    The balloon first came to the U.S. military's attention when it entered the Alaskan Air Defense Identification Zone on Jan. 28, according to the Pentagon. It then briefly flew over Alaska before moving over Canada. Then, on Jan. 31, it flew back into U.S. airspace and continued to fly east across the country until it was shot down Saturday by an F-22 Raptor while it was over the Atlantic Ocean off the South Carolina coast.

    The Biden administration has said it did not shoot down the dirigible earlier because of the risk of debris injuring a bystander on the ground, because the balloon provided little added intelligence-gathering capabilities beyond China's spy satellites and because the U.S. itself could gather intelligence from watching the balloon's flight.

    Pressed repeatedly at the hearing about why the balloon entering Alaskan airspace was not treated with the same urgency it was when the balloon entered the lower 48 and why it was not shot down when it was over the Bering Sea or remote areas of the state with little risk of collateral injuries, defense officials said the craft didn't display a hostile intent and that its path over the state did not take it to sensitive sites.

    That explanation rankled senators, in particular Sen. Lisa Murkowski, R-Alaska.

    "I am so angry. I want to use other words, but I'm not going to," Murkowski said. "Seems to me the clear message to China is, 'We got free range in Alaska.'"
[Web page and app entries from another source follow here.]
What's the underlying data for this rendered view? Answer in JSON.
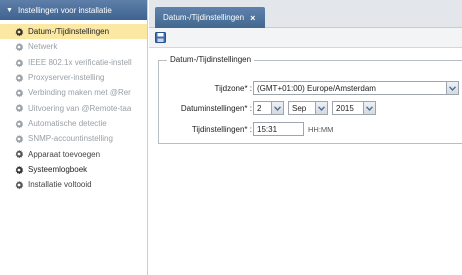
{
  "nav": {
    "header": "Instellingen voor installatie",
    "items": [
      {
        "label": "Datum-/Tijdinstellingen"
      },
      {
        "label": "Netwerk"
      },
      {
        "label": "IEEE 802.1x verificatie-instell"
      },
      {
        "label": "Proxyserver-instelling"
      },
      {
        "label": "Verbinding maken met @Rer"
      },
      {
        "label": "Uitvoering van @Remote-taa"
      },
      {
        "label": "Automatische detectie"
      },
      {
        "label": "SNMP-accountinstelling"
      },
      {
        "label": "Apparaat toevoegen"
      },
      {
        "label": "Systeemlogboek"
      },
      {
        "label": "Installatie voltooid"
      }
    ]
  },
  "tab": {
    "label": "Datum-/Tijdinstellingen",
    "close": "×"
  },
  "form": {
    "legend": "Datum-/Tijdinstellingen",
    "timezone": {
      "label": "Tijdzone* :",
      "value": "(GMT+01:00) Europe/Amsterdam"
    },
    "date": {
      "label": "Datuminstellingen* :",
      "day": "2",
      "month": "Sep",
      "year": "2015"
    },
    "time": {
      "label": "Tijdinstellingen* :",
      "value": "15:31",
      "hint": "HH:MM"
    }
  },
  "colors": {
    "accent": "#4a6f98",
    "active_row": "#fbe8a3",
    "gear": "#666b72"
  }
}
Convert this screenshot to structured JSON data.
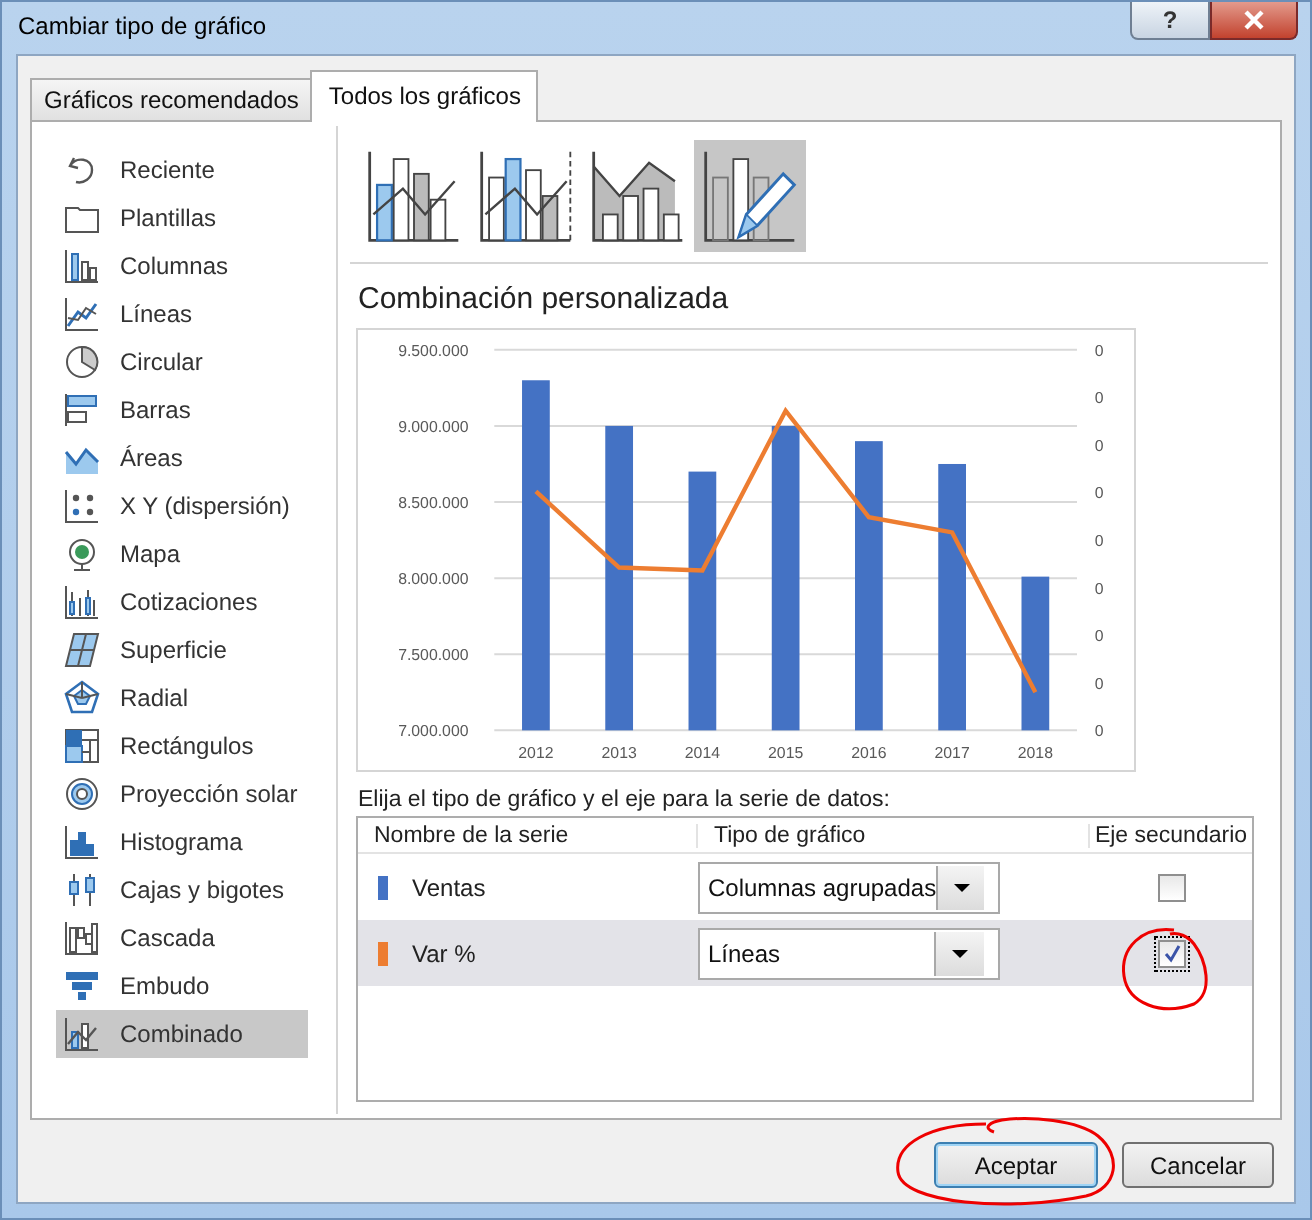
{
  "window": {
    "title": "Cambiar tipo de gráfico",
    "help": "?"
  },
  "tabs": [
    {
      "label": "Gráficos recomendados",
      "selected": false
    },
    {
      "label": "Todos los gráficos",
      "selected": true
    }
  ],
  "sidebar": {
    "items": [
      {
        "label": "Reciente",
        "kind": "recent",
        "selected": false
      },
      {
        "label": "Plantillas",
        "kind": "folder",
        "selected": false
      },
      {
        "label": "Columnas",
        "kind": "column",
        "selected": false
      },
      {
        "label": "Líneas",
        "kind": "line",
        "selected": false
      },
      {
        "label": "Circular",
        "kind": "pie",
        "selected": false
      },
      {
        "label": "Barras",
        "kind": "bar",
        "selected": false
      },
      {
        "label": "Áreas",
        "kind": "area",
        "selected": false
      },
      {
        "label": "X Y (dispersión)",
        "kind": "scatter",
        "selected": false
      },
      {
        "label": "Mapa",
        "kind": "globe",
        "selected": false
      },
      {
        "label": "Cotizaciones",
        "kind": "stock",
        "selected": false
      },
      {
        "label": "Superficie",
        "kind": "surface",
        "selected": false
      },
      {
        "label": "Radial",
        "kind": "radar",
        "selected": false
      },
      {
        "label": "Rectángulos",
        "kind": "treemap",
        "selected": false
      },
      {
        "label": "Proyección solar",
        "kind": "sunburst",
        "selected": false
      },
      {
        "label": "Histograma",
        "kind": "histogram",
        "selected": false
      },
      {
        "label": "Cajas y bigotes",
        "kind": "boxplot",
        "selected": false
      },
      {
        "label": "Cascada",
        "kind": "waterfall",
        "selected": false
      },
      {
        "label": "Embudo",
        "kind": "funnel",
        "selected": false
      },
      {
        "label": "Combinado",
        "kind": "combo",
        "selected": true
      }
    ]
  },
  "chart_types": [
    {
      "kind": "column-line",
      "selected": false
    },
    {
      "kind": "column-line-secondary",
      "selected": false
    },
    {
      "kind": "area-column",
      "selected": false
    },
    {
      "kind": "custom",
      "selected": true
    }
  ],
  "subtitle": "Combinación personalizada",
  "chart": {
    "chart_data": {
      "type": "bar",
      "categories": [
        "2012",
        "2013",
        "2014",
        "2015",
        "2016",
        "2017",
        "2018"
      ],
      "series": [
        {
          "color": "#4472c4",
          "values": [
            9300000,
            9000000,
            8700000,
            9000000,
            8900000,
            8750000,
            8010000
          ]
        },
        {
          "type": "line",
          "color": "#ed7d31",
          "values": [
            8570000,
            8070000,
            8050000,
            9100000,
            8400000,
            8300000,
            7250000
          ]
        }
      ],
      "grid": true,
      "ylim": [
        7000000,
        9500000
      ],
      "yticks": [
        {
          "value": 7000000,
          "label": "7.000.000"
        },
        {
          "value": 7500000,
          "label": "7.500.000"
        },
        {
          "value": 8000000,
          "label": "8.000.000"
        },
        {
          "value": 8500000,
          "label": "8.500.000"
        },
        {
          "value": 9000000,
          "label": "9.000.000"
        },
        {
          "value": 9500000,
          "label": "9.500.000"
        }
      ]
    },
    "secondary_axis_labels": [
      "0",
      "0",
      "0",
      "0",
      "0",
      "0",
      "0",
      "0",
      "0"
    ]
  },
  "series_table": {
    "prompt": "Elija el tipo de gráfico y el eje para la serie de datos:",
    "columns": [
      "Nombre de la serie",
      "Tipo de gráfico",
      "Eje secundario"
    ],
    "rows": [
      {
        "name": "Ventas",
        "color": "#4472c4",
        "chart_type": "Columnas agrupadas",
        "secondary_axis": false,
        "selected": false
      },
      {
        "name": "Var %",
        "color": "#ed7d31",
        "chart_type": "Líneas",
        "secondary_axis": true,
        "selected": true
      }
    ]
  },
  "buttons": [
    {
      "label": "Aceptar",
      "kind": "default"
    },
    {
      "label": "Cancelar",
      "kind": "normal"
    }
  ]
}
    The classified briefing later did not assuage Murkowski, who told reporters afterward that she felt like her state "gets treated differently, and when it comes to national security, national defense, no state should feel like they are more vulnerable than the rest."

    Toward the end of the public hearing after an hour of getting beaten up by senators, officials also argued that recovering the balloon debris would have been difficult in Alaska's harsh terrain and that shooting it down too early could have set a dangerous precedent.

    "Once you take a shot, you can't get it back," Lt. Gen. Douglas Sims II, director for operations of the Joint Staff, told senators. "I think it's important for us to remember that if we establish that precedent, that we may meet the same precedent."

    After several attempts by Tester to ask whether the United States knows what information China was trying to gather, Jedidiah Royal, principal deputy assistant secretary of defense for Indo-Pacific security affairs, said only that "we have some very good guesses" but deferred a more specific answer to the classified briefing.

    Questioned about how the military plans to deal with any future balloons, Melissa Dalton, assistant secretary of defense for homeland defense and hemispheric affairs, said officials are still learning about the balloon's capabilities and what would be needed to counter them as debris is collected.

    While the classified briefing allayed some concerns from the Biden administration's allies in Congress, they also said the United States needs to better prepare for future incidents.

    "The United States should not have a domain awareness gap," Senate Foreign Relations Committee Chairman Bob Menendez, D-N.J., told reporters, echoing the phrasing U.S. Northern Command commander Gen. Glen VanHerck used to explain why the military did not detect previous balloons in real time. "We have to be able to understand everything that may be coming toward our country, in every dimension -- space, continental parts of our country. And so that's something that I think we need to be working on."

    Menendez also said the United States needs to craft a policy response to make Chinese President Xi Jinping "understand that there are consequences for this action."

    -- Rebecca Kheel can be reached at Follow her on Twitter @reporterkheel.

    Related: US Says Chinese Military Behind Vast Aerial Spy Program

    Story Continues